Mechanical stimulation is a key regulator of bone mass, maintenance, and turnover. Wnt signaling is a key regulator of mechanotransduction in bone, but the role of β-catenin—an intracellular signaling node in the canonical Wnt pathway—in disuse mechanotransduction is not defined. Using the β-catenin exon 3 flox (constitutively active [CA]) mouse model, in conjunction with a tamoxifen-inducible, osteocyte-selective Cre driver, we evaluated the effects of degradation-resistant β-catenin on bone properties during disuse. We hypothesized that if β-catenin plays an important role in Wnt-mediated osteoprotection, then artificial stabilization of β-catenin in osteocytes would protect the limbs from disuse-induced bone wasting. Two disuse models were tested: tail suspension, which models fluid shift, and botulinum-toxin (botox)-induced muscle paralysis, which models loss of muscle force. Tail suspension was associated with a significant loss of tibial bone mass and density, reduced architectural properties, and decreased bone formation indices in uninduced (control) mice, as assessed by dual-energy X-ray absorptiometry (DXA), micro-computed tomography (µCT), and histomorphometry. Activation of the βcatCA allele in tail-suspended mice resulted in little to no change in those properties; ie, these mice were protected from bone loss. Similar protective effects were observed among botox-treated mice when the βcatCA was activated. RNAseq analysis of altered gene regulation in tail-suspended mice yielded 35 genes, including Wnt11, Gli1, Nell1, Gdf5, and Pgf, which were significantly differentially regulated between tail-suspended β-catenin stabilized mice and tail-suspended nonstabilized mice. Our findings indicate that selectively targeting/blocking of β-catenin degradation in bone cells could have therapeutic implications in mechanically induced bone disease.

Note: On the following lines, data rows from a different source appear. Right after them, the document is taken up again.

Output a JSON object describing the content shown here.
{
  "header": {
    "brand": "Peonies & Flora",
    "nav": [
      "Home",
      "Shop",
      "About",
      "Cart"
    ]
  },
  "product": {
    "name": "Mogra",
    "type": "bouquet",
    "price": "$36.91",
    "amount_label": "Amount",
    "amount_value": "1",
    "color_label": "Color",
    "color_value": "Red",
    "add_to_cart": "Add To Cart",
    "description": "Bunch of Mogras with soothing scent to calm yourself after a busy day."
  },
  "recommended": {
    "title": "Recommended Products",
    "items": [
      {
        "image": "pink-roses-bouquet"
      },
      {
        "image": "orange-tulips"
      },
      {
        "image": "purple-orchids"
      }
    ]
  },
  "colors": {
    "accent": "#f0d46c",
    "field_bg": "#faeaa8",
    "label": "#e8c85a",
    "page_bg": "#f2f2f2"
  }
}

ASJC Scopus subject areas
- Endocrinology, Diabetes and Metabolism
- Orthopedics and Sports Medicine